▶ **WHAT YOU WILL DO**
This exercise calls for copying every line below that holds the word "hostfxr".

Dataset rows describing interfaces:
= = = =

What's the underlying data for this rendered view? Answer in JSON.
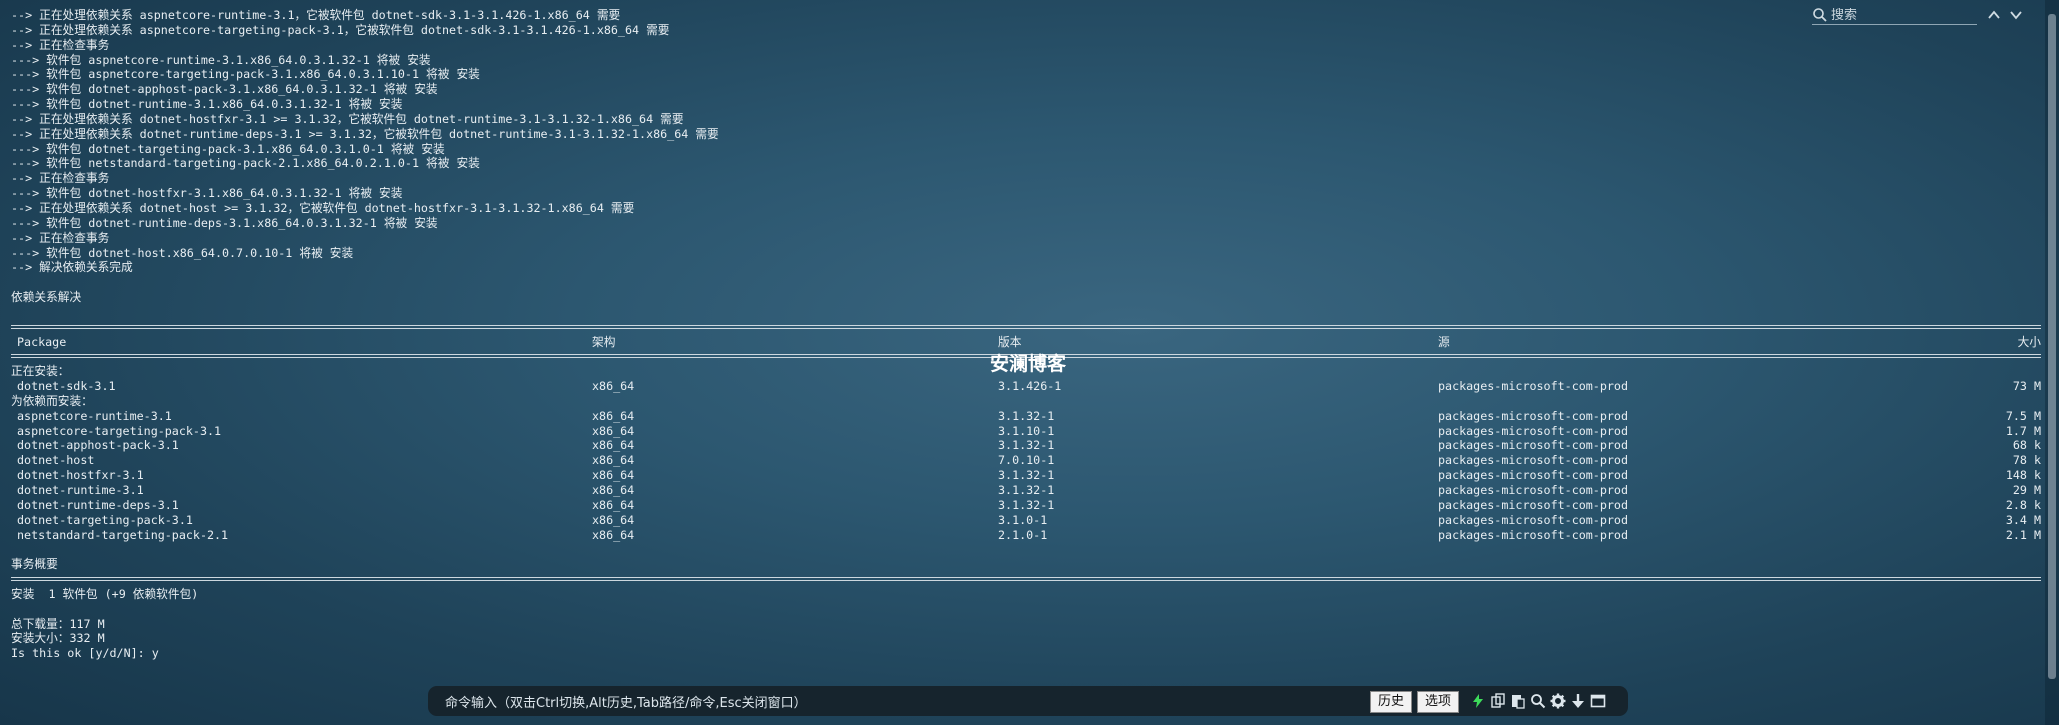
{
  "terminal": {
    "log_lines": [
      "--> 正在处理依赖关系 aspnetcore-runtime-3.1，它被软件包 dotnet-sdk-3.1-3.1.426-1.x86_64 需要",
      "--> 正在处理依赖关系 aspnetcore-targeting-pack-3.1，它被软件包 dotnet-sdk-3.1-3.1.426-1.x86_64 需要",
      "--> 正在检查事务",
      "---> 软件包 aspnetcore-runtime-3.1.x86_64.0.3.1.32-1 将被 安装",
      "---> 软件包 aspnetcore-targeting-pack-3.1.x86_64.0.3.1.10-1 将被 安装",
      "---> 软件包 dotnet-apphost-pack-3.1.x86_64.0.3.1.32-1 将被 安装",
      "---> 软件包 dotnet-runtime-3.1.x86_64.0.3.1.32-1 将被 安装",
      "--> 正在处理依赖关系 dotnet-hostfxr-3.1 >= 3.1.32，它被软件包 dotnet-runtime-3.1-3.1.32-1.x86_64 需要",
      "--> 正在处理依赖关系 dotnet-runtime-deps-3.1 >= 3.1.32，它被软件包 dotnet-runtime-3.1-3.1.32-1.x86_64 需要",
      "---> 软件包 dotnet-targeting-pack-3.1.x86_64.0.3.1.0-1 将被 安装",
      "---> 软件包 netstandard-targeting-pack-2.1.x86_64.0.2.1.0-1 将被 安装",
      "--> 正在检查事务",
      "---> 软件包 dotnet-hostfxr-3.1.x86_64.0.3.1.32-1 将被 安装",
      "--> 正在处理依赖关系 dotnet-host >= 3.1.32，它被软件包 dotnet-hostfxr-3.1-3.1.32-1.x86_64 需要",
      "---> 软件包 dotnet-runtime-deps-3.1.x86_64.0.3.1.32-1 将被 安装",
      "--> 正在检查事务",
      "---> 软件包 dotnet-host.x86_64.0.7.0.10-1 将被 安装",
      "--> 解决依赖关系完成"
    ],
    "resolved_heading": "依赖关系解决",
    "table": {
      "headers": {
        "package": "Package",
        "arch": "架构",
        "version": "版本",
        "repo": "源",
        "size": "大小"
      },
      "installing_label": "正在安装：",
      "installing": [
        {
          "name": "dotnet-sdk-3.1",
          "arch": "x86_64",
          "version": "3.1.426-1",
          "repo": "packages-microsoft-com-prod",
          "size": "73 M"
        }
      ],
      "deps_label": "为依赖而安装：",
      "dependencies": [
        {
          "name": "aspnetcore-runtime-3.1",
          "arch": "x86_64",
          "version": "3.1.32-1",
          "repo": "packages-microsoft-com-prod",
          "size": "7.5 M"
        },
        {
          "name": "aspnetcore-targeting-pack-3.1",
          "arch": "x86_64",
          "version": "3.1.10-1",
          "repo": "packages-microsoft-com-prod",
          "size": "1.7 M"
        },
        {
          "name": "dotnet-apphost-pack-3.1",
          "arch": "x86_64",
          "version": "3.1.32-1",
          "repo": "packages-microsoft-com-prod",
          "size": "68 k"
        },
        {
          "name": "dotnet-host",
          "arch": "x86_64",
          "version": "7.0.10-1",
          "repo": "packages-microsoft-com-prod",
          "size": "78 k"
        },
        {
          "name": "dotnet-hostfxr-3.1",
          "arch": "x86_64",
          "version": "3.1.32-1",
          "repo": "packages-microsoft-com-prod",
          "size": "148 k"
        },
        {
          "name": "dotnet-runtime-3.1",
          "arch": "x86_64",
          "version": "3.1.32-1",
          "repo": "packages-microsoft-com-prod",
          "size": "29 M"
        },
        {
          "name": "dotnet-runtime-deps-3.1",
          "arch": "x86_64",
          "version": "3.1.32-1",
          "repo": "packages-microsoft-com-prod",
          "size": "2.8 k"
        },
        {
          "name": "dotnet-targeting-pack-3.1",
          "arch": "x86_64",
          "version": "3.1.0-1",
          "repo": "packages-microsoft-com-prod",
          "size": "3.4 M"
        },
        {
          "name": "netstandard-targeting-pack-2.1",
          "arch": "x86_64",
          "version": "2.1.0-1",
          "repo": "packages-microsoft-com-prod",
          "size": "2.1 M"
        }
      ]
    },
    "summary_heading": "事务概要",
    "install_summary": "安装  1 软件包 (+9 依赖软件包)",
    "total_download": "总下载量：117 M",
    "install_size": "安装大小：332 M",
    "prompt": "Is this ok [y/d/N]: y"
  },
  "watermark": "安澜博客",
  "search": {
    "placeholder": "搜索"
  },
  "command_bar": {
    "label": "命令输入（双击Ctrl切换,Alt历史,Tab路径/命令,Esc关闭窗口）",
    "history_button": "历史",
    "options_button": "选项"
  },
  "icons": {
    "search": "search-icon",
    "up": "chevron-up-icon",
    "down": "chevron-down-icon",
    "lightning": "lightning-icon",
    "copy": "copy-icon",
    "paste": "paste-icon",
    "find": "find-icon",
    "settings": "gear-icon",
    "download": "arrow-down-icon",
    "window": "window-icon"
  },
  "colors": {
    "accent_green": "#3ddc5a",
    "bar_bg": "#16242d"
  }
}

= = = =

▶ **SOLUTION BELOW**
      "--> 正在处理依赖关系 dotnet-hostfxr-3.1 >= 3.1.32，它被软件包 dotnet-runtime-3.1-3.1.32-1.x86_64 需要",
      "---> 软件包 dotnet-hostfxr-3.1.x86_64.0.3.1.32-1 将被 安装",
      "--> 正在处理依赖关系 dotnet-host >= 3.1.32，它被软件包 dotnet-hostfxr-3.1-3.1.32-1.x86_64 需要",
          "name": "dotnet-hostfxr-3.1",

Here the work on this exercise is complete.